Rubber is easy to clean, pretty lightweight and durable. As an added bonus, you’ll be doing your bit for the environment too as rubber breaks down more easily, if it should ever find its way to a landfill.
Padded mats are designed to be a lot softer and more comfortable than your standard yoga mat. Padded yoga mats are normally made of a foam inner part covered with an outer removable cloth covering. Unfortunately this means they can only be partially washed as you can wash the outer cloth layer but not the internal foam.
For restorative yoga types that involve a lot of sitting or lying on the floor they can provide more support than an average yoga mat. The trade off tends to be they don’t provide much grip. Padded yoga mats may also prevent the flow of movement between asanas in more flowing types of yoga, although new mat technology is working on mats that are thick cushioned but with a smoother surface for more flowing movement.
Yoga mats are available which are simply made of cotton and are among the most natural mats on the market. Cotton may absorb more sweat but it’s more easily washable than other mats and will have slightly more grip than a padded mat. A cotton yoga mat is also one of the lightest mats for traveling but will require more frequent washing.
Yoga mats made from bamboo or other natural plant extracts are favored by Bikram or hot yoga practice. Bamboo has the advantage of being lightweight and the natural fibers absorb sweat without becoming slippery. It may not offer the traction to the floor of PVC, but the surface won’t become as slippery and it’s more eco-friendly. Some hot yoga mats feature a microfiber toweling cover on the surface or sewn into the borders which means the harder you sweat the more you’ll grip, so negates the need to bring an extra towel as well as a mat into the studio.
Texture of the Mat
As well as the material your mat is made from, the texture can make a significant difference to your personal comfort. Mats are available in a variety of textures so ensure you consider the texture carefully before making your final choice.
Stickier mats or non stick mats are common and they tend to have a rougher surface which some people find irritates their skin but can be very useful if you practice yoga that involves more intense poses. Texture can be either manmade with a series of raised bumps or may come from the fabric itself, jute or bamboo mats have an organic roughness to them.

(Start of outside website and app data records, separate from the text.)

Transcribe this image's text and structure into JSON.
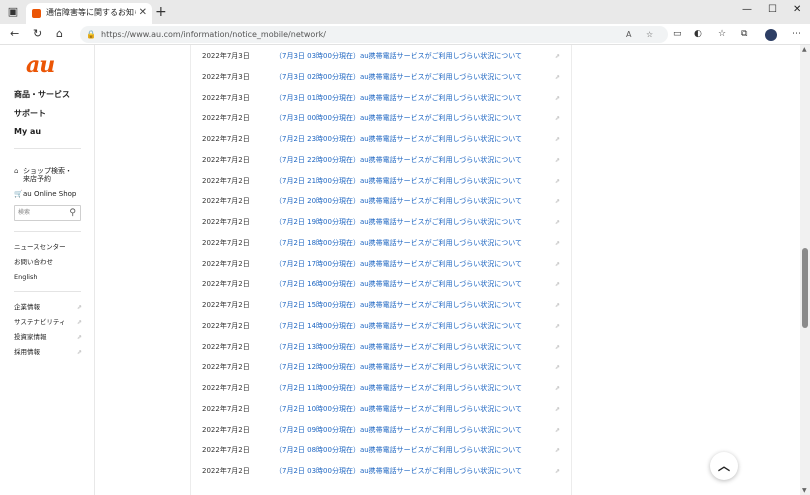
{
  "browser": {
    "tab_title": "通信障害等に関するお知らせ｜スマ",
    "tab_close": "✕",
    "new_tab": "+",
    "url": "https://www.au.com/information/notice_mobile/network/",
    "window": {
      "minimize": "—",
      "maximize": "☐",
      "close": "✕"
    }
  },
  "sidebar": {
    "logo": "au",
    "nav_main": [
      "商品・サービス",
      "サポート",
      "My au"
    ],
    "shop_search_line1": "ショップ検索・",
    "shop_search_line2": "来店予約",
    "online_shop": "au Online Shop",
    "search_placeholder": "検索",
    "links": [
      "ニュースセンター",
      "お問い合わせ",
      "English"
    ],
    "corporate_links": [
      "企業情報",
      "サステナビリティ",
      "投資家情報",
      "採用情報"
    ]
  },
  "notices": [
    {
      "date": "2022年7月3日",
      "title": "（7月3日 03時00分現在）au携帯電話サービスがご利用しづらい状況について"
    },
    {
      "date": "2022年7月3日",
      "title": "（7月3日 02時00分現在）au携帯電話サービスがご利用しづらい状況について"
    },
    {
      "date": "2022年7月3日",
      "title": "（7月3日 01時00分現在）au携帯電話サービスがご利用しづらい状況について"
    },
    {
      "date": "2022年7月2日",
      "title": "（7月3日 00時00分現在）au携帯電話サービスがご利用しづらい状況について"
    },
    {
      "date": "2022年7月2日",
      "title": "（7月2日 23時00分現在）au携帯電話サービスがご利用しづらい状況について"
    },
    {
      "date": "2022年7月2日",
      "title": "（7月2日 22時00分現在）au携帯電話サービスがご利用しづらい状況について"
    },
    {
      "date": "2022年7月2日",
      "title": "（7月2日 21時00分現在）au携帯電話サービスがご利用しづらい状況について"
    },
    {
      "date": "2022年7月2日",
      "title": "（7月2日 20時00分現在）au携帯電話サービスがご利用しづらい状況について"
    },
    {
      "date": "2022年7月2日",
      "title": "（7月2日 19時00分現在）au携帯電話サービスがご利用しづらい状況について"
    },
    {
      "date": "2022年7月2日",
      "title": "（7月2日 18時00分現在）au携帯電話サービスがご利用しづらい状況について"
    },
    {
      "date": "2022年7月2日",
      "title": "（7月2日 17時00分現在）au携帯電話サービスがご利用しづらい状況について"
    },
    {
      "date": "2022年7月2日",
      "title": "（7月2日 16時00分現在）au携帯電話サービスがご利用しづらい状況について"
    },
    {
      "date": "2022年7月2日",
      "title": "（7月2日 15時00分現在）au携帯電話サービスがご利用しづらい状況について"
    },
    {
      "date": "2022年7月2日",
      "title": "（7月2日 14時00分現在）au携帯電話サービスがご利用しづらい状況について"
    },
    {
      "date": "2022年7月2日",
      "title": "（7月2日 13時00分現在）au携帯電話サービスがご利用しづらい状況について"
    },
    {
      "date": "2022年7月2日",
      "title": "（7月2日 12時00分現在）au携帯電話サービスがご利用しづらい状況について"
    },
    {
      "date": "2022年7月2日",
      "title": "（7月2日 11時00分現在）au携帯電話サービスがご利用しづらい状況について"
    },
    {
      "date": "2022年7月2日",
      "title": "（7月2日 10時00分現在）au携帯電話サービスがご利用しづらい状況について"
    },
    {
      "date": "2022年7月2日",
      "title": "（7月2日 09時00分現在）au携帯電話サービスがご利用しづらい状況について"
    },
    {
      "date": "2022年7月2日",
      "title": "（7月2日 08時00分現在）au携帯電話サービスがご利用しづらい状況について"
    },
    {
      "date": "2022年7月2日",
      "title": "（7月2日 03時00分現在）au携帯電話サービスがご利用しづらい状況について"
    }
  ],
  "colors": {
    "brand": "#eb5505",
    "link": "#1e66c2"
  },
  "scroll_position": 0.55
}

For a smoother mat, PVC used to be the favored material but many manufacturers are now making more eco-friendly mats that also have a smoother surface. Some of the eco-friendly mats may even surprise you with the amount of traction they have without the traditional sticky feel. You should always try to choose a non-slip mat that applies well to the ground regardless of whether you want a smooth or rougher top surface.
Caring for Your Yoga Mat
Many of the natural fabric mats can be laundered, although the thicker mats may have foam which can’t be machine washed. Rubber mats and PVC are easily wiped down and retain their traction or stickiness better when cleaned. A simple homemade spray can often deodorize the mat as well as cleaning it. The following Youtube video shows a few suggestions for how you can care for your mat and extend its lifespan.
What Color Do You Want?
Once you’ve decided what type of mat you want by thickness, material, texture, stickiness, eco-friendly factors and the price, all that’s left to decide is the color. Choose your favorite color or pattern as you’re going to be seeing a lot of this mat especially when in the downward dog pose!
Choosing the right yoga mat can add to your yoga experience and comfort. With the right choice and care a yoga mat should last for many happy years. Most people recommend choosing a couple of mats for different needs or an extra mat more suitable for travel. What could be better than doing those sun salutation poses under a palm tree on a tropical island?